Google’s YouTube still doesn’t make a profit, although it pulled in a big $4 billion in revenue in 2014, up from $3 billion in 2013.
Which begs the question: Would a traditional TV network/station group survive investor criticism with these kind of bottom-line results?
The problem seems to be that YouTube could have more direct contact with its one billion users each month. A huge part of its traffic, according to the Wall Street Journal, comes from links or video embedded on other sites.
YouTube, for many, is still one massive digital video platform, one with tens of thousands of video producers -- long, short, and mid-form videos. Sounds like a lot of choice.
Yes, we understand this is new, not traditional digital media. And that spells a different business model. How to get people more directed to YouTube? Perhaps YouTube actually needs to promote itself in a big way -- just like any other TV network/station.
Traditional TV content providers like CBS, ABC or NBC wouldn’t have the same leeway to generate big revenues without profit. Those companies continue for look ways to control their content, all in an effort to monetize their premium video.
Quality original digital TV series -- like “House of Cards” on Netflix or “Transparent” on Amazon -- may not be in the cards for YouTube yet. Still, the Journal says YouTube wants to up the quality of its existing on-air talent/video producers.
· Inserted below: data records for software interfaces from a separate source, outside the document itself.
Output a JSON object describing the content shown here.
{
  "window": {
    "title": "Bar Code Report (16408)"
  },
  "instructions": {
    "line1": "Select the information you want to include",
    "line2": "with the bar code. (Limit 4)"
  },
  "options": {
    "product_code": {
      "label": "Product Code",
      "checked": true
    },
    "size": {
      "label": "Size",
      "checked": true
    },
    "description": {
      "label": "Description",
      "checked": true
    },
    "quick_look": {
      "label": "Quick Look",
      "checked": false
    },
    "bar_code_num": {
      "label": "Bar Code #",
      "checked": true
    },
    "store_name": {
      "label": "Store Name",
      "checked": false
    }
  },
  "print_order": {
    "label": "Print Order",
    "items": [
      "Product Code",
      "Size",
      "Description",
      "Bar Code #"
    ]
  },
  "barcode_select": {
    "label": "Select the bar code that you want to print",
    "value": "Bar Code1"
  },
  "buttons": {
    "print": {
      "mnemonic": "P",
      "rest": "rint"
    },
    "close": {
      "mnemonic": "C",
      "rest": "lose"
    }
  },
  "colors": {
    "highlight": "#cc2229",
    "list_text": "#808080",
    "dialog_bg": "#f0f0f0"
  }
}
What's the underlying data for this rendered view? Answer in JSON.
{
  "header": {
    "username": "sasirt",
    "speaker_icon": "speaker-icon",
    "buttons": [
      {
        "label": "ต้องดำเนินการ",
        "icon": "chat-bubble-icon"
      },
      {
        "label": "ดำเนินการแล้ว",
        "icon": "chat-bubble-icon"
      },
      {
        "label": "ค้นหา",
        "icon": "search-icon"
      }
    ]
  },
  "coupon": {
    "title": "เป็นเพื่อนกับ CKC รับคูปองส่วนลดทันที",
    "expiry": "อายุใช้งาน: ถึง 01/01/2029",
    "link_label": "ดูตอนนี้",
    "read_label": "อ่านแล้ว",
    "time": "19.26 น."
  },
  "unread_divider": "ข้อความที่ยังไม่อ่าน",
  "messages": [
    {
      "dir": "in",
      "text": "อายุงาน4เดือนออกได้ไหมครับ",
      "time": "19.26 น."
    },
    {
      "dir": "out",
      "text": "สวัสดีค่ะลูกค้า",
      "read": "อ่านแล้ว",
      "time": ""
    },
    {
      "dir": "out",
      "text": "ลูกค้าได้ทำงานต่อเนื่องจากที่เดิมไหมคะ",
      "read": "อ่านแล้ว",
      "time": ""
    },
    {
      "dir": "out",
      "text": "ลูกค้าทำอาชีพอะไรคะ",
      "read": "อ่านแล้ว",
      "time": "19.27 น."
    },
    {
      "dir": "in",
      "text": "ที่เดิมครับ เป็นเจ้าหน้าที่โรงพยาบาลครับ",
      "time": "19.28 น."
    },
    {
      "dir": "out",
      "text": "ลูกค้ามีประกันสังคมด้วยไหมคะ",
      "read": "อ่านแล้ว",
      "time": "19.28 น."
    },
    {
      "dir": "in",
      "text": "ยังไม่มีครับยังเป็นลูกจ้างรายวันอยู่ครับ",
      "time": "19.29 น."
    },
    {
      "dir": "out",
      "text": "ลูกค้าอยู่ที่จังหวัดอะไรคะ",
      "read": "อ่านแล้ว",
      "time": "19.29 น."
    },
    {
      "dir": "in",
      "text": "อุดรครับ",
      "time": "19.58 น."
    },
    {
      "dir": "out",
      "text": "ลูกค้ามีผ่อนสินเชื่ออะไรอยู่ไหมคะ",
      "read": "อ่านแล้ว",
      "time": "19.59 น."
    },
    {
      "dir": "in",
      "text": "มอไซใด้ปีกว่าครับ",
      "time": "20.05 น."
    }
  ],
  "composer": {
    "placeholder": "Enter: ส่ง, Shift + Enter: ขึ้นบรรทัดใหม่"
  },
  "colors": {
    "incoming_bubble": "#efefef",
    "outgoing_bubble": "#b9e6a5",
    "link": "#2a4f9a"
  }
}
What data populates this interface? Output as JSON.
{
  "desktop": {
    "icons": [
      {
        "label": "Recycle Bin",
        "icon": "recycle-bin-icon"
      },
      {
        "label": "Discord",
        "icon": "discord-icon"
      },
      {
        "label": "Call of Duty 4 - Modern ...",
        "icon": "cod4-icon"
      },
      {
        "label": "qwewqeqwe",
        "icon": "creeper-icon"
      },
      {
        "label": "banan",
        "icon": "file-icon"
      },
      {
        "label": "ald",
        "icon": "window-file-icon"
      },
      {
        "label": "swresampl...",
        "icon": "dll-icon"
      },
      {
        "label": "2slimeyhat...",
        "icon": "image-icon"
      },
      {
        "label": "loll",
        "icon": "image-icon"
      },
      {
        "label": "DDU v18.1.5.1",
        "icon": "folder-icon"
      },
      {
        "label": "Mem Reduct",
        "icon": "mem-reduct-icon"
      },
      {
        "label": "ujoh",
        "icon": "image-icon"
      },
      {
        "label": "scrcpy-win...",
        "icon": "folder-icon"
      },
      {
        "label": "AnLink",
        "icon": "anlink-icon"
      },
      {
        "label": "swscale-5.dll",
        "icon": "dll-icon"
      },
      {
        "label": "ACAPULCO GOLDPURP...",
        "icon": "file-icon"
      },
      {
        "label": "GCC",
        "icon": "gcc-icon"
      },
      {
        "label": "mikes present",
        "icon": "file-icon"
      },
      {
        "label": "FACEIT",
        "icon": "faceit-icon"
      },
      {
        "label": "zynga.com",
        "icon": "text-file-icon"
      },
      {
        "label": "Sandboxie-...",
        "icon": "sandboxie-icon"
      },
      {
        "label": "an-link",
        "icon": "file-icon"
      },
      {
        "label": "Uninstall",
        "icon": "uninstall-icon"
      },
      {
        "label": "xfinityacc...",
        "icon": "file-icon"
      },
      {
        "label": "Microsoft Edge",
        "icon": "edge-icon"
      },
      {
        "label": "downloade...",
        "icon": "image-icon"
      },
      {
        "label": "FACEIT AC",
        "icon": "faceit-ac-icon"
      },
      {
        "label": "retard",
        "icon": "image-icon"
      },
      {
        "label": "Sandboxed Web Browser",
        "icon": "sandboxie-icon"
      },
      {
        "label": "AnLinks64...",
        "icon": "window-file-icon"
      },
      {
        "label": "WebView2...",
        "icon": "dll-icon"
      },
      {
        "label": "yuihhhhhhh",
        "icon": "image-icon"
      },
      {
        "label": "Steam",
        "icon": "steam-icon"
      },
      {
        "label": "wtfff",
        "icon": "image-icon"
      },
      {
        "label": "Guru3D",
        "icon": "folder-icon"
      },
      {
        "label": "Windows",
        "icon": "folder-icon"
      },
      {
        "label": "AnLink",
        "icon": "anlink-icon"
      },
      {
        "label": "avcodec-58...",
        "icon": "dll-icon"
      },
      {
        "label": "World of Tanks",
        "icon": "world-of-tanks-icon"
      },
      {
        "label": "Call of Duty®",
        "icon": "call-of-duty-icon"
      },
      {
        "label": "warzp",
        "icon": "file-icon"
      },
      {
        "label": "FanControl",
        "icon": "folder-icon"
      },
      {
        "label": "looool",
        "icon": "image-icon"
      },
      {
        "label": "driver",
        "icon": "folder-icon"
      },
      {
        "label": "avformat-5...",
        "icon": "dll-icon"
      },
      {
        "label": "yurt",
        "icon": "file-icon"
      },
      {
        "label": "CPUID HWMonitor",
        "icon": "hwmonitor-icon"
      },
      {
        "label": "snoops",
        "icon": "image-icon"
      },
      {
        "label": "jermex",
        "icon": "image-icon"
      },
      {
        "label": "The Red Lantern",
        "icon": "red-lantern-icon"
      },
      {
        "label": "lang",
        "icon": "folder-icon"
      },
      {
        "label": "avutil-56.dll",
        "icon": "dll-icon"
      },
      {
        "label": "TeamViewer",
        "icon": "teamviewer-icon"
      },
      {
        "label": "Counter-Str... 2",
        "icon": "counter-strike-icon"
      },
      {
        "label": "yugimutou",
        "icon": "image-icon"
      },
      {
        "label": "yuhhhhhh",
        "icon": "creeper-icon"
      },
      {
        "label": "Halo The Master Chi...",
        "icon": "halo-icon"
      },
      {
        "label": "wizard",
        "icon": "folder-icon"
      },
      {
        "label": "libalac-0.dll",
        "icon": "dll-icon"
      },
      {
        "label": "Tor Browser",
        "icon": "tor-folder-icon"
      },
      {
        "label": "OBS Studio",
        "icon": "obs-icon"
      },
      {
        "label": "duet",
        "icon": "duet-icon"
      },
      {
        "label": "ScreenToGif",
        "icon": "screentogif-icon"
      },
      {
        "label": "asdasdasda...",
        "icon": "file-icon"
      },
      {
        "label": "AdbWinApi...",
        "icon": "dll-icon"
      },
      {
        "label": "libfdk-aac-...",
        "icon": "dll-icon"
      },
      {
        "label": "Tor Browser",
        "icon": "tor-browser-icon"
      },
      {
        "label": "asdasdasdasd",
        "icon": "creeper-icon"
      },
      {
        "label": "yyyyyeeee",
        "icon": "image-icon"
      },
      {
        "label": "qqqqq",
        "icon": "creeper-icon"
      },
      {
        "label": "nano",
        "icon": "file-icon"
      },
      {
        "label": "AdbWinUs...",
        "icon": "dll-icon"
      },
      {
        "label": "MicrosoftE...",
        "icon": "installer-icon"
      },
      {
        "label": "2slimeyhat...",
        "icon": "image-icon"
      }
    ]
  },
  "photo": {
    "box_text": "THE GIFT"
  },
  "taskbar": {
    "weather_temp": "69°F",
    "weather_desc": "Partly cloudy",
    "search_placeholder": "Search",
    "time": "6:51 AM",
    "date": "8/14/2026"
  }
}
We have heard this before. YouTube has come up with a number of different business models to lure traditional and new video producers. But few have yielded breakout content with broad reach.
What would traditional TV producers say? It takes time, effort, and lots of trial and error -- TV development -- to see what works.